Task> Return the lines below that contain the word "util".

——

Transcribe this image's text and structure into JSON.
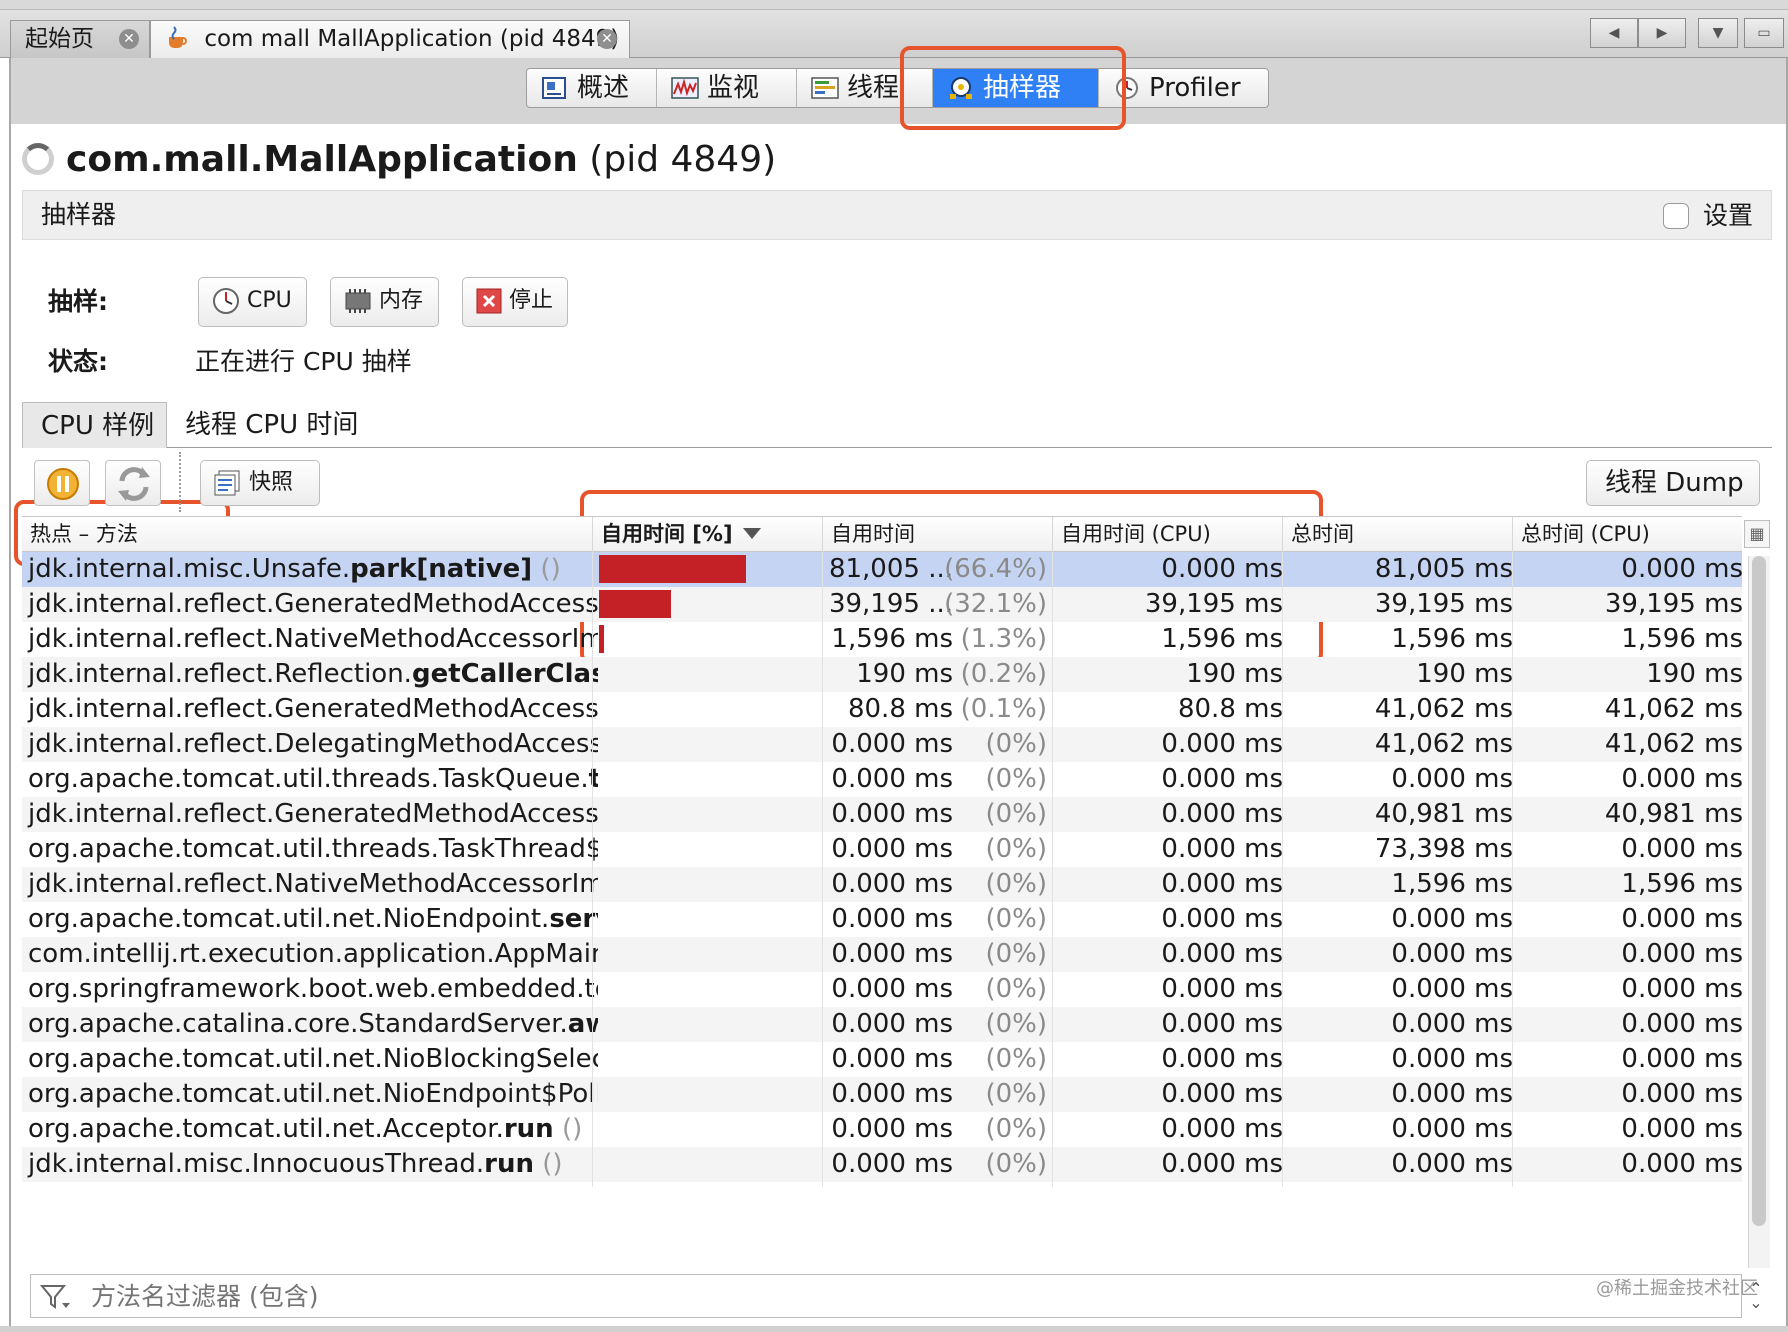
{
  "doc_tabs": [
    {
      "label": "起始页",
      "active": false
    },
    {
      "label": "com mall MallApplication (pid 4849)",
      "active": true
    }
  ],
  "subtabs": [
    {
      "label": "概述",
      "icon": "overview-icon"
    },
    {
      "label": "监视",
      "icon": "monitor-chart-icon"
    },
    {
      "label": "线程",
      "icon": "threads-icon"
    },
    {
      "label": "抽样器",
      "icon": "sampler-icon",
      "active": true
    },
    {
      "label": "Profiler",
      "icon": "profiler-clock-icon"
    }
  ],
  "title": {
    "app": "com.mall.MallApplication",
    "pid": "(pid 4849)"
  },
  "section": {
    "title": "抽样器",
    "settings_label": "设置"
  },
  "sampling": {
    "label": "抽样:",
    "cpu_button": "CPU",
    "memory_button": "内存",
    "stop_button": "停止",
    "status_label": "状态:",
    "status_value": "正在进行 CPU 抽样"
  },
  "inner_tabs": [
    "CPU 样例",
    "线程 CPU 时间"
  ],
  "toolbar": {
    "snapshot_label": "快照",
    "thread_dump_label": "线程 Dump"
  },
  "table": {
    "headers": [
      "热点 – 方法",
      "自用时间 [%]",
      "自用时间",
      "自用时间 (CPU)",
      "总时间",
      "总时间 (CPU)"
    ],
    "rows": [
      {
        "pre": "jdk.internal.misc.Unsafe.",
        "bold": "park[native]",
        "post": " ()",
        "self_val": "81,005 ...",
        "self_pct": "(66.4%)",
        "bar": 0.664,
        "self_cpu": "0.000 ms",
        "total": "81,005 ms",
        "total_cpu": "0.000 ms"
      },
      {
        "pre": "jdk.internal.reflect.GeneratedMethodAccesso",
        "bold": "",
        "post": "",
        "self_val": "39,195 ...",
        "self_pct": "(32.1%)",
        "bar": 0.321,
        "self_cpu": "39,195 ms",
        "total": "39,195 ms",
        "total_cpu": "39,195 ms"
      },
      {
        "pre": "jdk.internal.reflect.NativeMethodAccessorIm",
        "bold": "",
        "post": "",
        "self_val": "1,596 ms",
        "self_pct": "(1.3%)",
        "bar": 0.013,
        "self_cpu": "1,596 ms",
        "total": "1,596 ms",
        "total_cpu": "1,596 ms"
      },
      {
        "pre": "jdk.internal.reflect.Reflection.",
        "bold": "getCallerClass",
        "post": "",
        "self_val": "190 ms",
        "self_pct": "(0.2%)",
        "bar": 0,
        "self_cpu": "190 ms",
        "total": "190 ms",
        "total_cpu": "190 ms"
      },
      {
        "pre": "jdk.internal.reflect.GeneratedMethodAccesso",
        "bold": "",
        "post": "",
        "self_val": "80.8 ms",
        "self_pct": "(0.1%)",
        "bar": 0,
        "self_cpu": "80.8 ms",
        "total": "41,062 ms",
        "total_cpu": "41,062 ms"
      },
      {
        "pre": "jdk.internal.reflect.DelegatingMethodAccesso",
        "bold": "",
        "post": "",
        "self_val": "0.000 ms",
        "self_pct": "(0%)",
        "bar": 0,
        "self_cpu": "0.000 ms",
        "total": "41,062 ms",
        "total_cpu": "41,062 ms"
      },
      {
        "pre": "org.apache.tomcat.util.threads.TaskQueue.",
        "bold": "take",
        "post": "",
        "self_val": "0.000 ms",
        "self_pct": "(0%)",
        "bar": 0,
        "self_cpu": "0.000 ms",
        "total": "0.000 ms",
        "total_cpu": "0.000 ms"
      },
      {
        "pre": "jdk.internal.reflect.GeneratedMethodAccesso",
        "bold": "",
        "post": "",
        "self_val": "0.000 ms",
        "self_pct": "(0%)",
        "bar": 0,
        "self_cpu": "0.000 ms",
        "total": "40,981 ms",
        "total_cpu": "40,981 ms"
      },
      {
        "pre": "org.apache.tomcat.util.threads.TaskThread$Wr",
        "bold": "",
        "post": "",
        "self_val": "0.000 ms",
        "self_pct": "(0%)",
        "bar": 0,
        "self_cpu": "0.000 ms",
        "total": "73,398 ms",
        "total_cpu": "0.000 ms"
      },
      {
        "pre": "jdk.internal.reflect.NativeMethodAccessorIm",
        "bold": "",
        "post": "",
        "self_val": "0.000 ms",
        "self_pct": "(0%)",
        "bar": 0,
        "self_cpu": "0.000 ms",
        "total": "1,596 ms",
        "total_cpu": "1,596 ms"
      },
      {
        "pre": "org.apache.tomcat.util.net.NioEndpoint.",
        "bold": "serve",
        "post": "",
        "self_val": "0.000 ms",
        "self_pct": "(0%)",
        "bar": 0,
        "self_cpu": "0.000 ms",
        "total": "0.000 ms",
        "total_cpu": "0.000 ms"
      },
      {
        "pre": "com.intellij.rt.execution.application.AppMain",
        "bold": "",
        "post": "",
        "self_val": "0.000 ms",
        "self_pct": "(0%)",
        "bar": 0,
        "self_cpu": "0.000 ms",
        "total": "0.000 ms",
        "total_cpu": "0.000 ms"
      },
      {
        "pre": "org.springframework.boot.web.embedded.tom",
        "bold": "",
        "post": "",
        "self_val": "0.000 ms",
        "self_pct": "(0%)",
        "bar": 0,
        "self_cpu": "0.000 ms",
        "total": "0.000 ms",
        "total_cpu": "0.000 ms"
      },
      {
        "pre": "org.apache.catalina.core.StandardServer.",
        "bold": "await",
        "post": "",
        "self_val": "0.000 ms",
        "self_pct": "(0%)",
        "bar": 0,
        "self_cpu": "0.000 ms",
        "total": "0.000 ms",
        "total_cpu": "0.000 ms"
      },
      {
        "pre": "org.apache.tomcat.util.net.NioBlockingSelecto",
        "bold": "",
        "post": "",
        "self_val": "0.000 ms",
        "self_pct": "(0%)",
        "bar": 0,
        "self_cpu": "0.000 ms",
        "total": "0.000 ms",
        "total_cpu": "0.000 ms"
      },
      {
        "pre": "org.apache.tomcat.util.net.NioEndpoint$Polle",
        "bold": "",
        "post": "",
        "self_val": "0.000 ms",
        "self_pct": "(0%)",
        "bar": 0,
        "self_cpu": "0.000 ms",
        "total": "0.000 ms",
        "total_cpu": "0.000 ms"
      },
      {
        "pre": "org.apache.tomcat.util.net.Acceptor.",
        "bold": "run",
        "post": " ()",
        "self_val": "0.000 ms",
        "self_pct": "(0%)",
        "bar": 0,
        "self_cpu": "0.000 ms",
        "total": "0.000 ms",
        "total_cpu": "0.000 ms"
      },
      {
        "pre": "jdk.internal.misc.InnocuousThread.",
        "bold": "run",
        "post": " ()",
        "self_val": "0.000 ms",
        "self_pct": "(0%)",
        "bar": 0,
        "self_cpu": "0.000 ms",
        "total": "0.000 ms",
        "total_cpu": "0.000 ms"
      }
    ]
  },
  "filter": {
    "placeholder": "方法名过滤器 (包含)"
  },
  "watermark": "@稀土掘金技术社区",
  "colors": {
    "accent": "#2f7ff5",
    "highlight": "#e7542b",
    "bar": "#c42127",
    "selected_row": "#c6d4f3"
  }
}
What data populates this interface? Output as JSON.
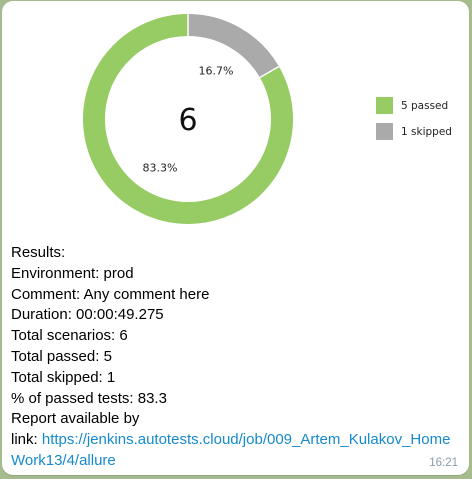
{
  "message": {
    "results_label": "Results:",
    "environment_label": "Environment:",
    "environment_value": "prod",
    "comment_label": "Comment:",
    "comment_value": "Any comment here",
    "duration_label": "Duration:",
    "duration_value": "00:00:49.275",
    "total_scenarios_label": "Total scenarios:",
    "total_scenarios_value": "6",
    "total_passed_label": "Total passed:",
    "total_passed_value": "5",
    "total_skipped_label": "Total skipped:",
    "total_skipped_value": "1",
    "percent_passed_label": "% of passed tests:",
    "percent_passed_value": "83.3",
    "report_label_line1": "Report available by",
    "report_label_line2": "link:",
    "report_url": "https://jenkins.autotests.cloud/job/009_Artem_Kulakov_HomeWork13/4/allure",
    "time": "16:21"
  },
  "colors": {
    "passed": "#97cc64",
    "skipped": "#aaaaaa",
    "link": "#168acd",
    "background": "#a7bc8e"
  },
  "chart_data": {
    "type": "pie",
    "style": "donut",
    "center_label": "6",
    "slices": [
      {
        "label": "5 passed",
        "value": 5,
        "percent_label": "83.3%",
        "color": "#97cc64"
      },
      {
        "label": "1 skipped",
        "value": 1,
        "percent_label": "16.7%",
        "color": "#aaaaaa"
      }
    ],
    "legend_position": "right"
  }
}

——

Exercise solution>
        "pre": "org.apache.tomcat.util.threads.TaskQueue.",
        "pre": "org.apache.tomcat.util.threads.TaskThread$Wr",
        "pre": "org.apache.tomcat.util.net.NioEndpoint.",
        "pre": "org.apache.tomcat.util.net.NioBlockingSelecto",
        "pre": "org.apache.tomcat.util.net.NioEndpoint$Polle",
        "pre": "org.apache.tomcat.util.net.Acceptor.",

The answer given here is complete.